Death – Spiritual death is the final result of starvation. We become dead in our sins. Pope Francis remarked that the lights are going out in Europe. As Europe has forsaken its spiritual heritage and embarked upon a self-imposed spiritual starvation, its birthrates have declined steeply. It is quite possible that during the lifetime of some of the younger readers of this post, Europe as we have known it will cease to exist. Western liberal democracies that have starved themselves to death will be replaced by Muslim theocratic states. This is what happens when we starve ourselves: death eventually comes. America’s fate is less obvious. There are many on a spiritual starvation diet, but also many who still believe; there are signs of revival in the Church here. Pray God that the reversal will continue! Pray, too, that it is not too late for Europe.
Thus, while we know little of physical starvation in the affluent West, spiritual starvation and its symptoms are manifest. Mother Teresa once spoke of the West as the poorest part of the world she had encountered. That is because she saw things spiritually, not materially. Some years back, Cassidy Bugos, a student from Christendom College in Virginia, spent a few weeks working among the poor in Mexico with Mother Teresa’s Missionaries of Charity. Recounting a conversation with one of the nuns there, Miss Bugos wrote,
In the East [India], the soul is different. It is stronger, as she put it, and solid. Whether a person is Christian, or Hindu, or Muslim, or Buddhist, he is a solid Christian, a solid Hindu, Muslim, or Buddhist. He will not lose faith because he is hungry, or because he is well-fed. And in India, if people are hungry, they are still happy. The poorest people on the streets, she said, are the happiest. If they have food today, they are happy; they do not wonder if they will have food tomorrow. Their joy, she insisted, is something unlike anything you see on any face in the West …

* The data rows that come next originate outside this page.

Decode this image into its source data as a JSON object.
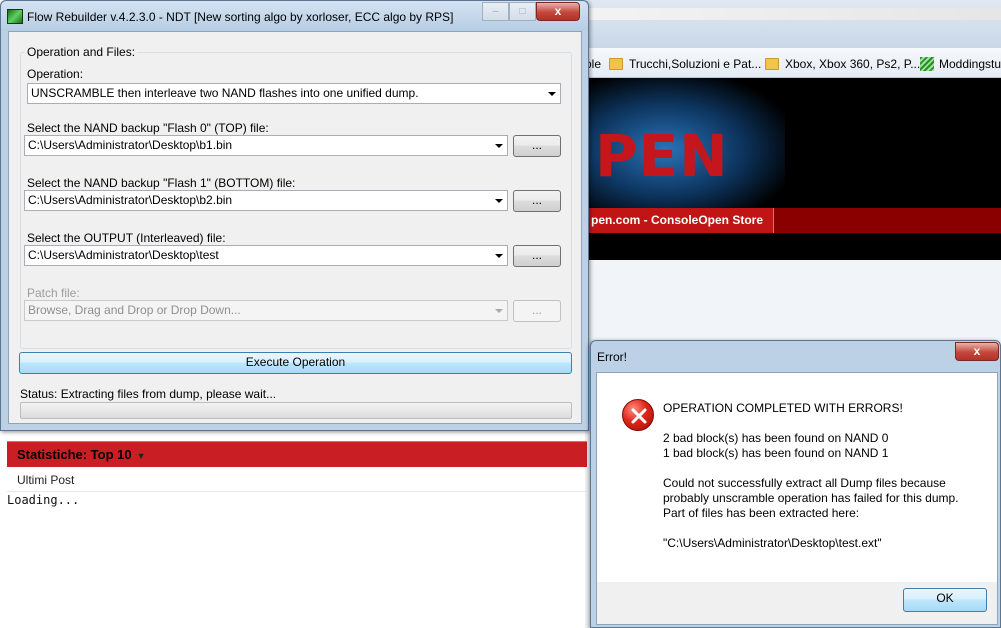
{
  "background_browser": {
    "bookmarks": [
      {
        "label": "ole",
        "icon": "none"
      },
      {
        "label": "Trucchi,Soluzioni e Pat...",
        "icon": "folder-icon"
      },
      {
        "label": "Xbox, Xbox 360, Ps2, P...",
        "icon": "folder-icon"
      },
      {
        "label": "Moddingstu",
        "icon": "site-icon"
      }
    ],
    "banner_logo": "PEN",
    "nav_item": "pen.com - ConsoleOpen Store",
    "stats_title": "Statistiche: Top 10",
    "stats_caret": "▼",
    "ultimi_post": "Ultimi Post",
    "loading": "Loading..."
  },
  "main_window": {
    "title": "Flow Rebuilder v.4.2.3.0 - NDT [New sorting algo by xorloser, ECC algo by RPS]",
    "caption_buttons": {
      "minimize": "–",
      "maximize": "□",
      "close": "x"
    },
    "group_label": "Operation and Files:",
    "operation_label": "Operation:",
    "operation_value": "UNSCRAMBLE then interleave two NAND flashes into one unified dump.",
    "flash0_label": "Select the NAND backup \"Flash 0\" (TOP) file:",
    "flash0_value": "C:\\Users\\Administrator\\Desktop\\b1.bin",
    "flash1_label": "Select the NAND backup \"Flash 1\" (BOTTOM) file:",
    "flash1_value": "C:\\Users\\Administrator\\Desktop\\b2.bin",
    "output_label": "Select the OUTPUT (Interleaved) file:",
    "output_value": "C:\\Users\\Administrator\\Desktop\\test",
    "patch_label": "Patch file:",
    "patch_placeholder": "Browse, Drag and Drop or Drop Down...",
    "browse_label": "...",
    "execute_label": "Execute Operation",
    "status_text": "Status: Extracting files from dump, please wait...",
    "progress": 0
  },
  "error_dialog": {
    "title": "Error!",
    "close": "x",
    "heading": "OPERATION COMPLETED WITH ERRORS!",
    "line1": "2 bad block(s) has been found on NAND 0",
    "line2": "1 bad block(s) has been found on NAND 1",
    "para1": "Could not successfully extract all Dump files because",
    "para2": "probably unscramble operation has failed for this dump.",
    "para3": "Part of files has been extracted here:",
    "path": "\"C:\\Users\\Administrator\\Desktop\\test.ext\"",
    "ok_label": "OK"
  },
  "colors": {
    "accent_red": "#c81e24",
    "window_frame": "#bcd1e6",
    "error_icon": "#e0261a"
  }
}
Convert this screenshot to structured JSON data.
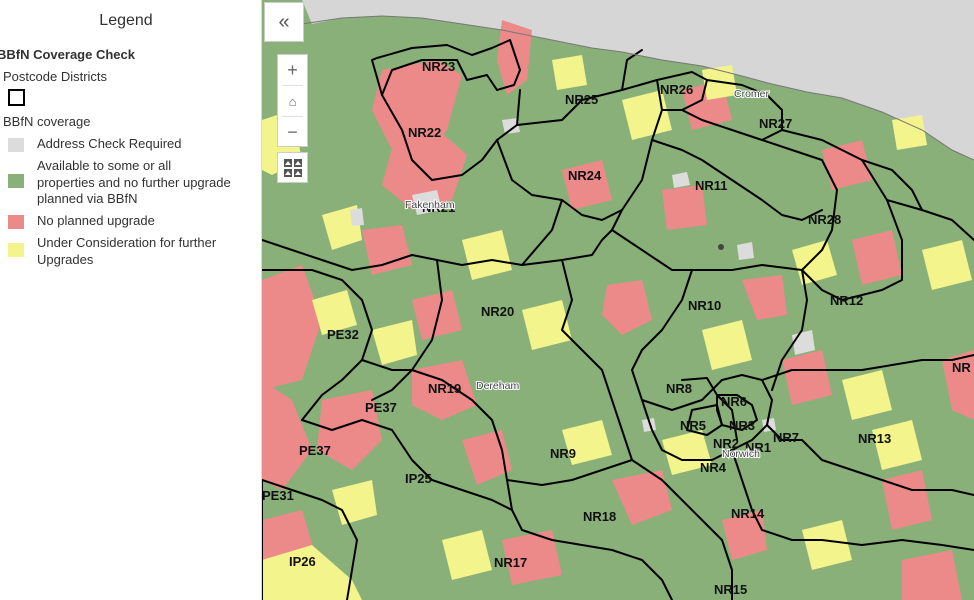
{
  "legend": {
    "title": "Legend",
    "layer_title": "BBfN Coverage Check",
    "postcode_sublayer": "Postcode Districts",
    "coverage_sublayer": "BBfN coverage",
    "classes": [
      {
        "label": "Address Check Required",
        "color": "#dcdcdc"
      },
      {
        "label": "Available to some or all properties and no further upgrade planned via BBfN",
        "color": "#88b078"
      },
      {
        "label": "No planned upgrade",
        "color": "#ec8a8a"
      },
      {
        "label": "Under Consideration for further Upgrades",
        "color": "#f4f48c"
      }
    ]
  },
  "controls": {
    "collapse_icon": "«",
    "zoom_in": "+",
    "home": "⌂",
    "zoom_out": "−"
  },
  "map": {
    "colors": {
      "available": "#88b078",
      "no_upgrade": "#ec8a8a",
      "consideration": "#f4f48c",
      "check": "#dcdcdc",
      "sea": "#d6d6d6",
      "boundary": "#000000"
    },
    "district_labels": [
      "NR23",
      "NR26",
      "NR25",
      "NR27",
      "NR22",
      "NR24",
      "NR11",
      "NR28",
      "NR12",
      "NR20",
      "NR10",
      "PE32",
      "NR19",
      "NR8",
      "NR6",
      "PE37",
      "NR5",
      "NR3",
      "NR2",
      "NR1",
      "NR7",
      "NR13",
      "PE37",
      "IP25",
      "NR9",
      "NR4",
      "NR18",
      "NR14",
      "PE31",
      "IP26",
      "NR17",
      "NR15",
      "NR",
      "NR21"
    ],
    "town_labels": [
      "Cromer",
      "Fakenham",
      "Dereham",
      "Norwich"
    ]
  }
}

Here in the West, she said, it is different. Here most poor people have enough [materially], even though they don’t understand how little “enough” is. But they are unhappy, she said. … They are unhappy, because they have no God. That is the real poverty. The farther North you go in America, she added, the more wealth you see, and the less joy you find. Those people … the depressed, and the sad people “with no God and a great big house”, are the poorest of the poor. That’s what Mother Teresa meant. It is hard, she added with a sigh, to find Christ in them. … We must put Him there. …
More than that, she wanted us to understand whom we were serving, when we served anyone’s spiritual or material needs. We were serving Christ. When one of “the Grandmas,” blind and deaf, cried out from her wheelchair, “Agua, por favor,” on the wall over her head we were bound to see a crucifix and beside it the motto of the Missionaries of Charity, the two words, tengo sed. “I thirst.” 
Be well-fed spiritually! Spiritual starvation is an awful thing; it is the worst thing.
This post has been a bit heavy, so I hope you won’t mind if I inject a little humor in the form of the video below. Though humorous, it makes an important point: you’re not you when you’re hungry. Spiritual starvation can rob us of our identity as joyful children of God, meant to be fully alive and fully functioning. Ultimately, we are meant to be Christ, to become what we eat in Holy Communion. When we do not eat, we are “not ourselves.” This video is trying sell Snickers bars, but please understand that I am talking about Jesus. If you’re hungry, you’re not yourself.